and the loud, misanthropic jay, all hungry
vagrants of the snow, jabber as though at a Jubilee.

from Folly © Lost Horse Press, 2014
Reprinted with Permission. Buy now

A “tithe,” as Axelrod points out, is that “tenth part” of income or harvest set aside as an offering to God, or for works of mercy. The gesture’s meant to short-circuit our often-instinctive drive to claim all that we can, to store up what we don’t need now against an uncertain future. This sonically rich sonnet always reminds me of what Wendell Berry says in his book, What Are People For?: “If one is living by the tithes of history’s most destructive economy, then the disembodiment of the soul becomes the chief of worldly conveniences.” If we tithe our time and energy with the intention only of acquiring more money and so-called power, it can become easier and easier to sacrifice our soul. Better to feed ourselves, both he and Axelrod seem to say, by feeding the world in ways both large and small, even if it is simply with “Some apples,” we couldn’t reach, and which are now “rusting, mushy, moldy, but very sweet/under the skin.”

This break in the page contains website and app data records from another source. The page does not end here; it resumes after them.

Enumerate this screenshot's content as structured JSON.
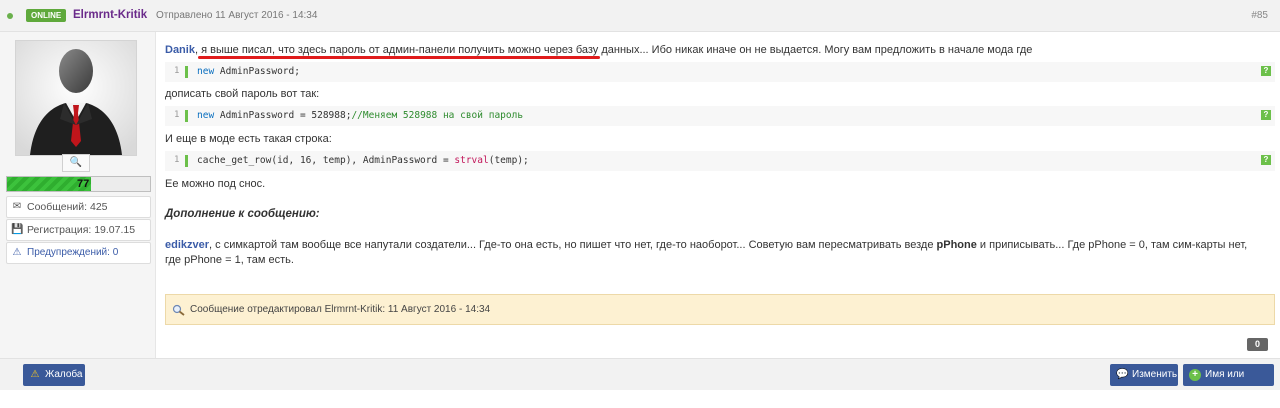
{
  "header": {
    "badge": "ONLINE",
    "author": "Elrmrnt-Kritik",
    "date": "Отправлено 11 Август 2016 - 14:34",
    "post_number": "#85"
  },
  "profile": {
    "reputation": "77",
    "reputation_fraction": 0.59,
    "messages": "Сообщений: 425",
    "registration": "Регистрация: 19.07.15",
    "warnings": "Предупреждений: 0"
  },
  "post": {
    "line1_user": "Danik",
    "line1_text": ", я выше писал, что здесь пароль от админ-панели получить можно через базу данных... Ибо никак иначе он не выдается. Могу вам предложить в начале мода где",
    "code1": {
      "line_no": "1",
      "keyword": "new",
      "text": " AdminPassword;"
    },
    "line2": "дописать свой пароль вот так:",
    "code2": {
      "line_no": "1",
      "keyword": "new",
      "text": " AdminPassword = 528988;",
      "comment": "//Меняем 528988 на свой пароль"
    },
    "line3": "И еще в моде есть такая строка:",
    "code3": {
      "line_no": "1",
      "text": "cache_get_row(id, 16, temp), AdminPassword = ",
      "func": "strval",
      "text_end": "(temp);"
    },
    "line4": "Ее можно под снос.",
    "addendum_title": "Дополнение к сообщению:",
    "para2_user": "edikzver",
    "para2_text_a": ", с симкартой там вообще все напутали создатели... Где-то она есть, но пишет что нет, где-то наоборот... Советую вам пересматривать везде ",
    "para2_bold": "pPhone",
    "para2_text_b": " и приписывать... Где pPhone = 0, там сим-карты нет, где pPhone = 1, там есть.",
    "edited_note": "Сообщение отредактировал Elrmrnt-Kritik: 11 Август 2016 - 14:34",
    "likes": "0"
  },
  "footer": {
    "report_label": "Жалоба",
    "edit_label": "Изменить",
    "quote_label": "Имя или цитата"
  },
  "colors": {
    "accent": "#3a5999",
    "online": "#5fa93c",
    "author": "#6a2a8a",
    "highlight_underline": "#e01c1c"
  }
}
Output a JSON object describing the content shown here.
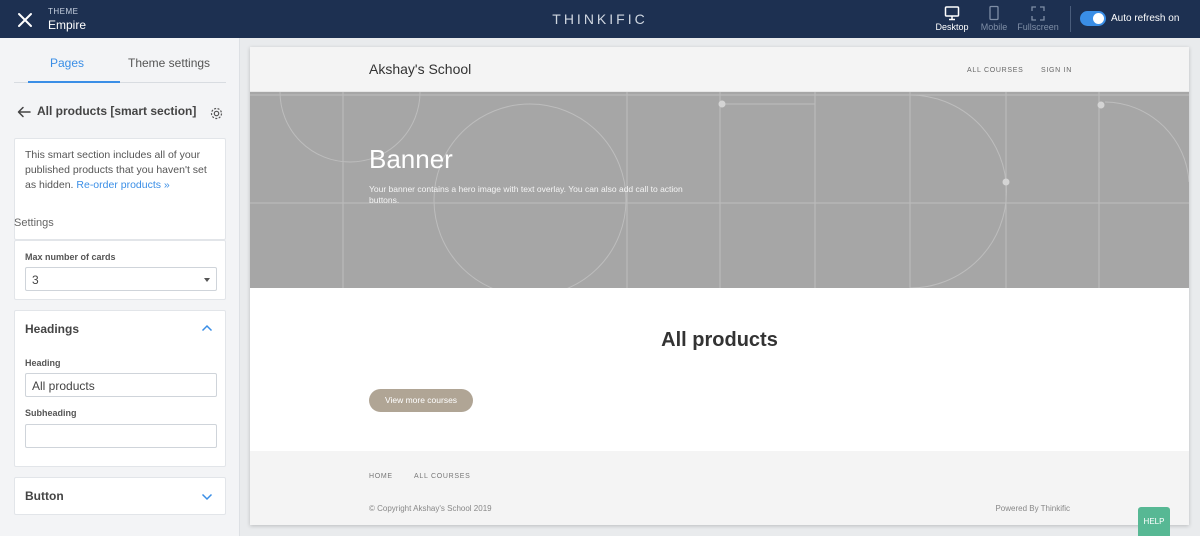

There are countless chances to practice generosity, to give a bit more than is comfortable. If I’m moved to give just change to the women and men I meet on the street, I try to offer a dollar or more. If my mother expects me to visit for a few days, I stay a little longer. My husband and I also make it a practice to leave pieces of stale bread for the crows and jays that “jabber” around our house. And this poem ecstatically shows us that there can be a direct reward for such giving. The apples, whose sweetness the speaker was forced to abandon, become a “boon when—/in the arms of those trees in January,” birds crowd around for their “drunken feast” and “jabber as at a Jubilee,” lending both color and song to an otherwise “bleak” and silent morning. Axelrod’s poem ultimately asks: Who among us wouldn’t leave behind something to feed those “hungry/vagrants of the snow,” knowing how little it takes to make them happy, knowing that their happiness is transferable, and instantly becomes our own?

—James Crews